Yellow grease use in US biodiesel manufacturing bounces back in October
U.S. biodiesel production in October was 160 million gallons, up 1 million gallons from September, according to data from the U.S. Energy Information Administration. Roughly 9 percent of the feedstock consumed by biodiesel manufacturing in October was yellow grease, more than doubling the amount used in May when the commodity was in short supply as a result of restaurant closures and lockdowns amid the early months of the pandemic.
Midwestern biodiesel production accounted for 71 percent of the U.S. total. Eighty-seven biodiesel plants with a total annual productive capacity of 2.5 billion gallons were responsible for the October volumes, according to EIA.

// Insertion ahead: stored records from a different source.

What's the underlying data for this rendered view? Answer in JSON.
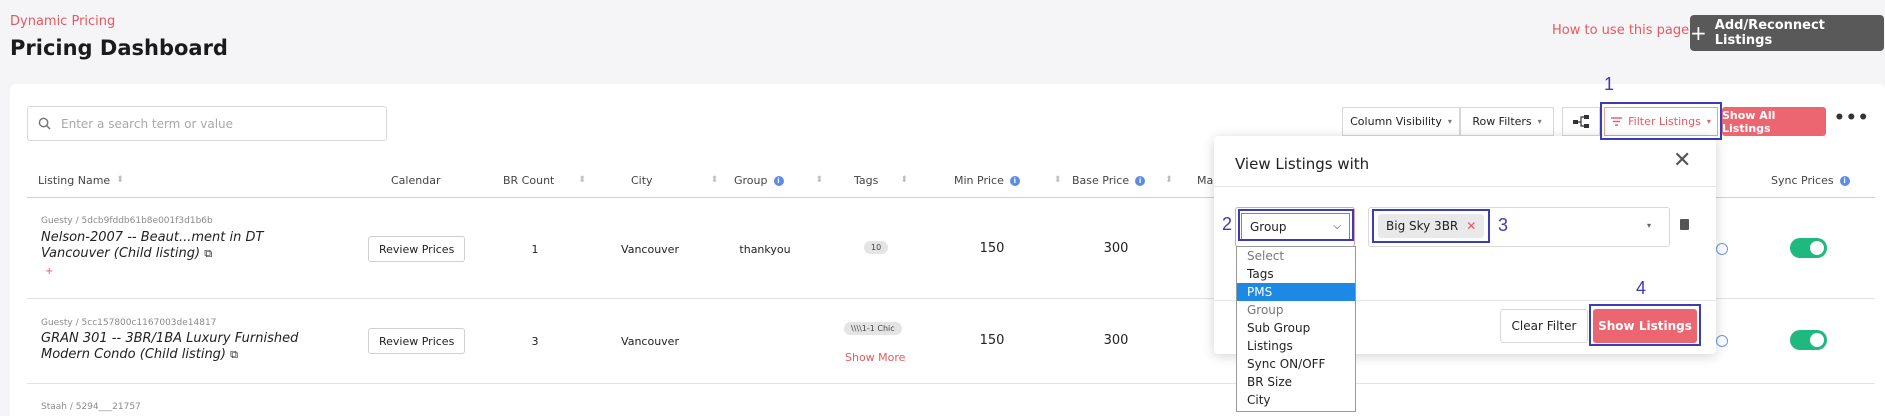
{
  "header": {
    "breadcrumb": "Dynamic Pricing",
    "title": "Pricing Dashboard",
    "how_to_link": "How to use this page?",
    "add_button": "Add/Reconnect Listings"
  },
  "toolbar": {
    "search_placeholder": "Enter a search term or value",
    "column_visibility": "Column Visibility",
    "row_filters": "Row Filters",
    "filter_listings": "Filter Listings",
    "show_all_listings": "Show All Listings",
    "more": "•••"
  },
  "table": {
    "columns": {
      "listing_name": "Listing Name",
      "calendar": "Calendar",
      "br_count": "BR Count",
      "city": "City",
      "group": "Group",
      "tags": "Tags",
      "min_price": "Min Price",
      "base_price": "Base Price",
      "max_partial": "Ma",
      "sync_prices": "Sync Prices"
    },
    "review_label": "Review Prices",
    "rows": [
      {
        "source": "Guesty / 5dcb9fddb61b8e001f3d1b6b",
        "name": "Nelson-2007 -- Beaut...ment in DT Vancouver (Child listing)",
        "br": "1",
        "city": "Vancouver",
        "group": "thankyou",
        "tag": "10",
        "min": "150",
        "base": "300",
        "extra": "+"
      },
      {
        "source": "Guesty / 5cc157800c1167003de14817",
        "name": "GRAN 301 -- 3BR/1BA Luxury Furnished Modern Condo (Child listing)",
        "br": "3",
        "city": "Vancouver",
        "tag": "\\\\\\\\1-1 Chic",
        "show_more": "Show More",
        "min": "150",
        "base": "300"
      },
      {
        "source": "Staah / 5294___21757"
      }
    ]
  },
  "popup": {
    "title": "View Listings with",
    "close": "✕",
    "selected_filter": "Group",
    "chip": "Big Sky 3BR",
    "clear_button": "Clear Filter",
    "show_button": "Show Listings",
    "options": [
      "Select",
      "Tags",
      "PMS",
      "Group",
      "Sub Group",
      "Listings",
      "Sync ON/OFF",
      "BR Size",
      "City"
    ]
  },
  "annotations": [
    "1",
    "2",
    "3",
    "4"
  ],
  "colors": {
    "accent": "#ec6672",
    "annotation": "#3c3cb4",
    "toggle_on": "#1fb87f",
    "dropdown_highlight": "#1e88e5"
  }
}
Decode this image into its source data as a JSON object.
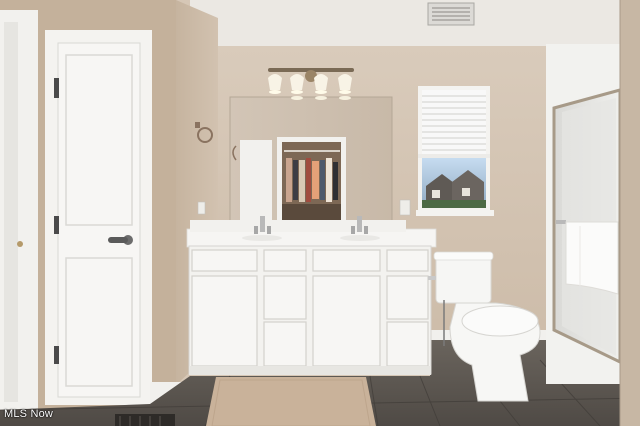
{
  "photo": {
    "subject": "bathroom",
    "colors": {
      "wall": "#d7c8b7",
      "ceiling": "#ece9e4",
      "trim": "#f4f3f0",
      "floor": "#5d5853",
      "vanity": "#f3f2ef",
      "countertop": "#f6f5f3",
      "mirror_glass": "#cfc3b6",
      "chrome": "#b9b9b9",
      "rug": "#c9b29a",
      "window_sky": "#b9d2ea"
    }
  },
  "watermark": {
    "text": "MLS Now"
  }
}
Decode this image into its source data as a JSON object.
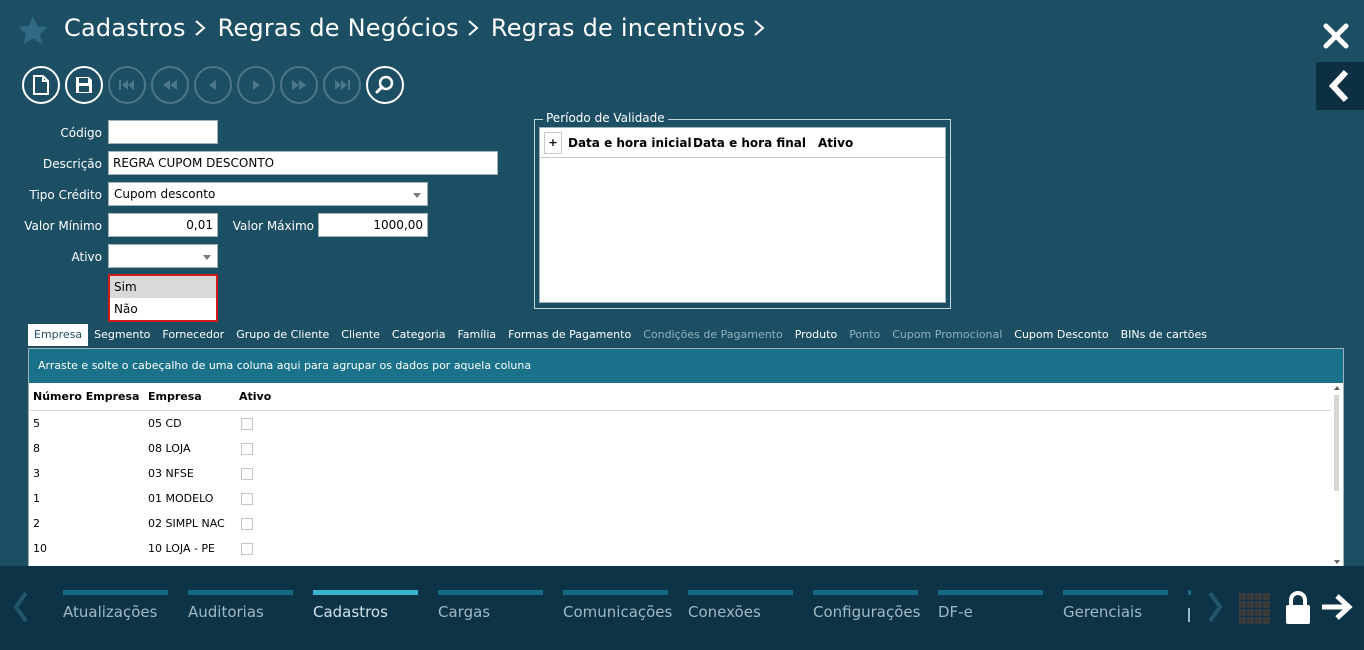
{
  "header": {
    "breadcrumbs": [
      "Cadastros",
      "Regras de Negócios",
      "Regras de incentivos"
    ]
  },
  "toolbar": {
    "buttons": [
      "new-document-icon",
      "save-icon",
      "first-record-icon",
      "rewind-icon",
      "previous-icon",
      "next-icon",
      "fast-forward-icon",
      "last-record-icon",
      "search-icon"
    ]
  },
  "form": {
    "codigo_label": "Código",
    "codigo_value": "",
    "descricao_label": "Descrição",
    "descricao_value": "REGRA CUPOM DESCONTO",
    "tipo_credito_label": "Tipo Crédito",
    "tipo_credito_value": "Cupom desconto",
    "valor_minimo_label": "Valor Mínimo",
    "valor_minimo_value": "0,01",
    "valor_maximo_label": "Valor Máximo",
    "valor_maximo_value": "1000,00",
    "ativo_label": "Ativo",
    "ativo_value": "",
    "ativo_options": [
      "Sim",
      "Não"
    ]
  },
  "periodo": {
    "legend": "Período de Validade",
    "add_label": "+",
    "columns": [
      "Data e hora inicial",
      "Data e hora final",
      "Ativo"
    ]
  },
  "tabs": [
    {
      "label": "Empresa",
      "state": "active"
    },
    {
      "label": "Segmento",
      "state": "normal"
    },
    {
      "label": "Fornecedor",
      "state": "normal"
    },
    {
      "label": "Grupo de Cliente",
      "state": "normal"
    },
    {
      "label": "Cliente",
      "state": "normal"
    },
    {
      "label": "Categoria",
      "state": "normal"
    },
    {
      "label": "Família",
      "state": "normal"
    },
    {
      "label": "Formas de Pagamento",
      "state": "normal"
    },
    {
      "label": "Condições de Pagamento",
      "state": "disabled"
    },
    {
      "label": "Produto",
      "state": "normal"
    },
    {
      "label": "Ponto",
      "state": "disabled"
    },
    {
      "label": "Cupom Promocional",
      "state": "disabled"
    },
    {
      "label": "Cupom Desconto",
      "state": "normal"
    },
    {
      "label": "BINs de cartões",
      "state": "normal"
    }
  ],
  "grid": {
    "group_hint": "Arraste e solte o cabeçalho de uma coluna aqui para agrupar os dados por aquela coluna",
    "columns": [
      "Número Empresa",
      "Empresa",
      "Ativo"
    ],
    "rows": [
      {
        "numero": "5",
        "empresa": "05 CD",
        "ativo": false
      },
      {
        "numero": "8",
        "empresa": "08 LOJA",
        "ativo": false
      },
      {
        "numero": "3",
        "empresa": "03 NFSE",
        "ativo": false
      },
      {
        "numero": "1",
        "empresa": "01 MODELO",
        "ativo": false
      },
      {
        "numero": "2",
        "empresa": "02 SIMPL NAC",
        "ativo": false
      },
      {
        "numero": "10",
        "empresa": "10 LOJA - PE",
        "ativo": false
      }
    ]
  },
  "bottom_menu": {
    "items": [
      {
        "label": "Atualizações",
        "active": false
      },
      {
        "label": "Auditorias",
        "active": false
      },
      {
        "label": "Cadastros",
        "active": true
      },
      {
        "label": "Cargas",
        "active": false
      },
      {
        "label": "Comunicações",
        "active": false
      },
      {
        "label": "Conexões",
        "active": false
      },
      {
        "label": "Configurações",
        "active": false
      },
      {
        "label": "DF-e",
        "active": false
      },
      {
        "label": "Gerenciais",
        "active": false
      }
    ]
  },
  "colors": {
    "background": "#1d4f64",
    "bottom_bar": "#0c3446",
    "accent": "#3ab1d1",
    "group_bar": "#19728a",
    "dropdown_border": "#d11b1b"
  }
}
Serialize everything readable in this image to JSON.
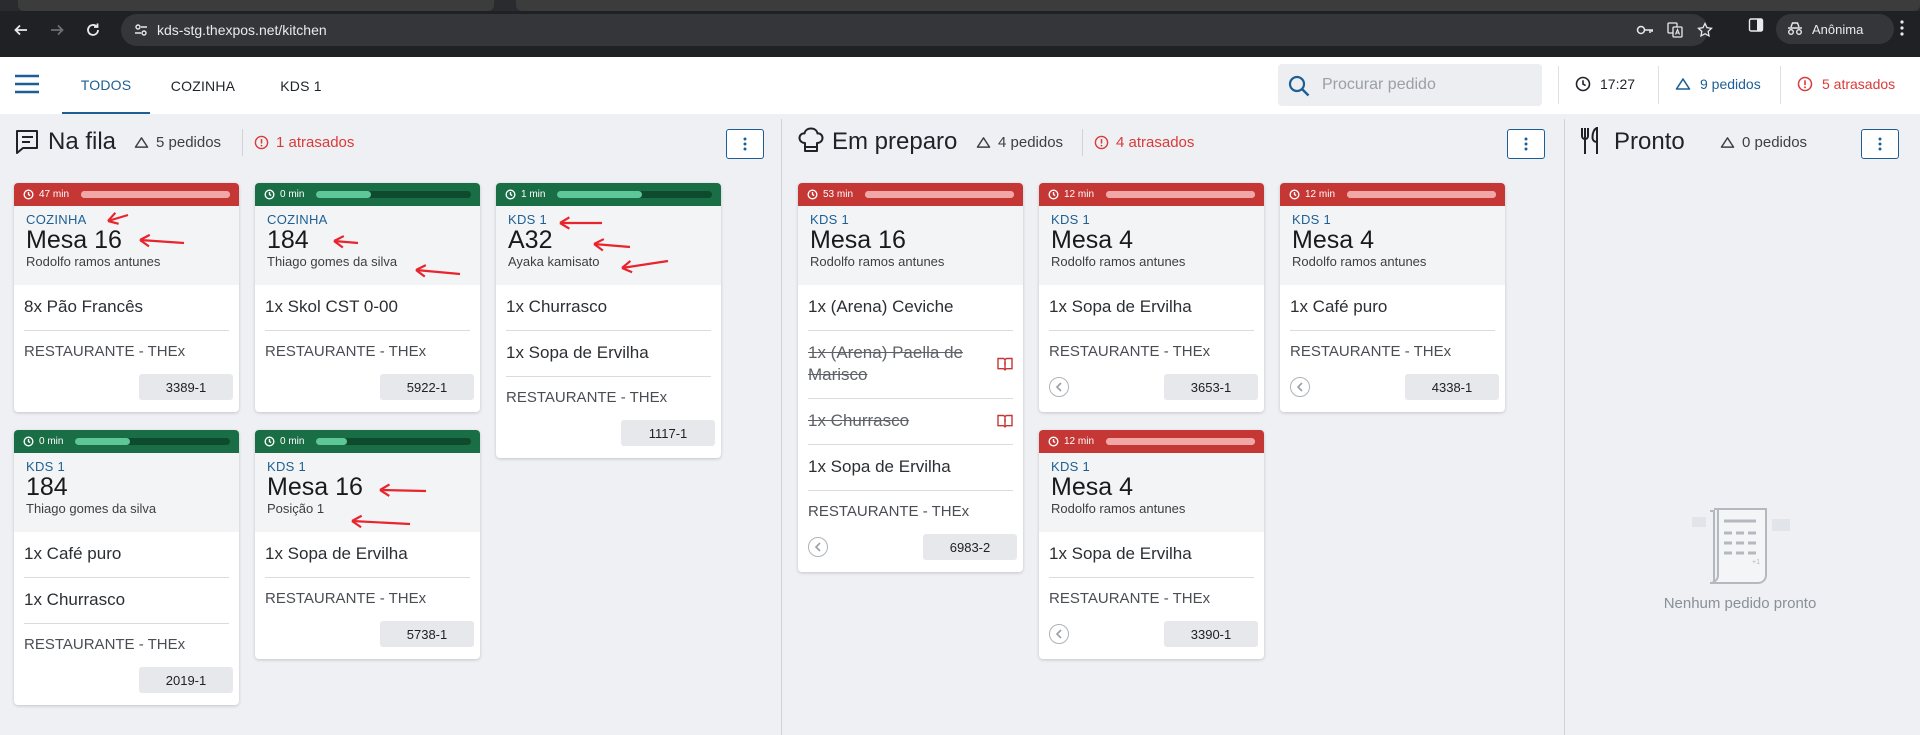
{
  "browser": {
    "url": "kds-stg.thexpos.net/kitchen",
    "profile_label": "Anônima"
  },
  "header": {
    "tabs": [
      {
        "label": "TODOS",
        "active": true
      },
      {
        "label": "COZINHA",
        "active": false
      },
      {
        "label": "KDS 1",
        "active": false
      }
    ],
    "search_placeholder": "Procurar pedido",
    "clock": "17:27",
    "orders_count": "9 pedidos",
    "late_count": "5 atrasados"
  },
  "colors": {
    "accent": "#1d5f94",
    "late": "#d93b39",
    "timer_green": "#1a6e45",
    "timer_red": "#c53735"
  },
  "columns": {
    "queue": {
      "title": "Na fila",
      "orders": "5 pedidos",
      "late": "1 atrasados"
    },
    "prep": {
      "title": "Em preparo",
      "orders": "4 pedidos",
      "late": "4 atrasados"
    },
    "ready": {
      "title": "Pronto",
      "orders": "0 pedidos",
      "empty_message": "Nenhum pedido pronto"
    }
  },
  "cards": {
    "q1": {
      "time": "47 min",
      "status": "late",
      "progress": 1.0,
      "station": "COZINHA",
      "name": "Mesa 16",
      "customer": "Rodolfo ramos antunes",
      "items": [
        "8x Pão Francês"
      ],
      "restaurant": "RESTAURANTE - THEx",
      "code": "3389-1"
    },
    "q2": {
      "time": "0 min",
      "status": "ok",
      "progress": 0.35,
      "station": "COZINHA",
      "name": "184",
      "customer": "Thiago gomes da silva",
      "items": [
        "1x Skol CST 0-00"
      ],
      "restaurant": "RESTAURANTE - THEx",
      "code": "5922-1"
    },
    "q3": {
      "time": "1 min",
      "status": "ok",
      "progress": 0.55,
      "station": "KDS 1",
      "name": "A32",
      "customer": "Ayaka kamisato",
      "items": [
        "1x Churrasco",
        "1x Sopa de Ervilha"
      ],
      "restaurant": "RESTAURANTE - THEx",
      "code": "1117-1"
    },
    "q4": {
      "time": "0 min",
      "status": "ok",
      "progress": 0.35,
      "station": "KDS 1",
      "name": "184",
      "customer": "Thiago gomes da silva",
      "items": [
        "1x Café puro",
        "1x Churrasco"
      ],
      "restaurant": "RESTAURANTE - THEx",
      "code": "2019-1"
    },
    "q5": {
      "time": "0 min",
      "status": "ok",
      "progress": 0.2,
      "station": "KDS 1",
      "name": "Mesa 16",
      "customer": "Posição 1",
      "items": [
        "1x Sopa de Ervilha"
      ],
      "restaurant": "RESTAURANTE - THEx",
      "code": "5738-1"
    },
    "p1": {
      "time": "53 min",
      "status": "late",
      "progress": 1.0,
      "station": "KDS 1",
      "name": "Mesa 16",
      "customer": "Rodolfo ramos antunes",
      "items": [
        "1x (Arena) Ceviche",
        "1x (Arena) Paella de Marisco",
        "1x Churrasco",
        "1x Sopa de Ervilha"
      ],
      "struck_items": [
        false,
        true,
        true,
        false
      ],
      "restaurant": "RESTAURANTE - THEx",
      "code": "6983-2"
    },
    "p2": {
      "time": "12 min",
      "status": "late",
      "progress": 1.0,
      "station": "KDS 1",
      "name": "Mesa 4",
      "customer": "Rodolfo ramos antunes",
      "items": [
        "1x Sopa de Ervilha"
      ],
      "restaurant": "RESTAURANTE - THEx",
      "code": "3653-1"
    },
    "p3": {
      "time": "12 min",
      "status": "late",
      "progress": 1.0,
      "station": "KDS 1",
      "name": "Mesa 4",
      "customer": "Rodolfo ramos antunes",
      "items": [
        "1x Café puro"
      ],
      "restaurant": "RESTAURANTE - THEx",
      "code": "4338-1"
    },
    "p4": {
      "time": "12 min",
      "status": "late",
      "progress": 1.0,
      "station": "KDS 1",
      "name": "Mesa 4",
      "customer": "Rodolfo ramos antunes",
      "items": [
        "1x Sopa de Ervilha"
      ],
      "restaurant": "RESTAURANTE - THEx",
      "code": "3390-1"
    }
  }
}
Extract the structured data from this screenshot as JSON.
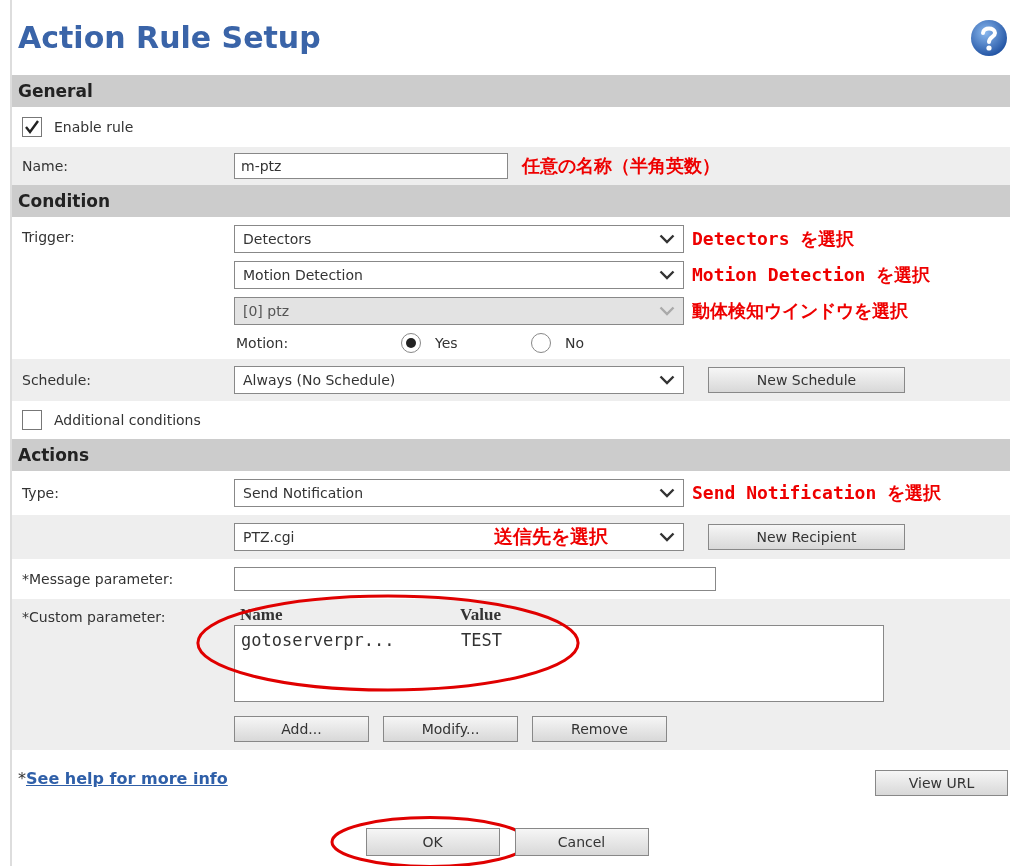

Producer sales of biodiesel in October included 74 million gallons sold as B100 and another 82 million gallons of B100 sold in blends with petroleum diesel fuel.
Approximately 1.17 billion pounds of feedstocks were consumed for U.S. biodiesel production in October, including:
723 million pounds of soybean oil (62 percent), down from 737 million pounds in September
108 million pounds of yellow grease (9 percent), the highest amount consumed in U.S. biodiesel manufacturing since the pre-pandemic month of January, up from 85 million pounds in September and more than doubling the 2020 low of 51 million pounds in May
101 million pounds of distillers corn oil (9 percent), down significantly from 136 million pounds in September and 148 million pounds in August
57 million pounds of white grease (5 percent), down from 73 million pounds in September, which was the highest amount consumed in domestic biodiesel production in years
52 million pounds of tallow (4 percent), nearly double the 27 million pounds used in September but still shy of the year’s peak of 54 million pounds in July
21 million pounds of poultry fat (2 percent)
3 million pounds of “other” feedstocks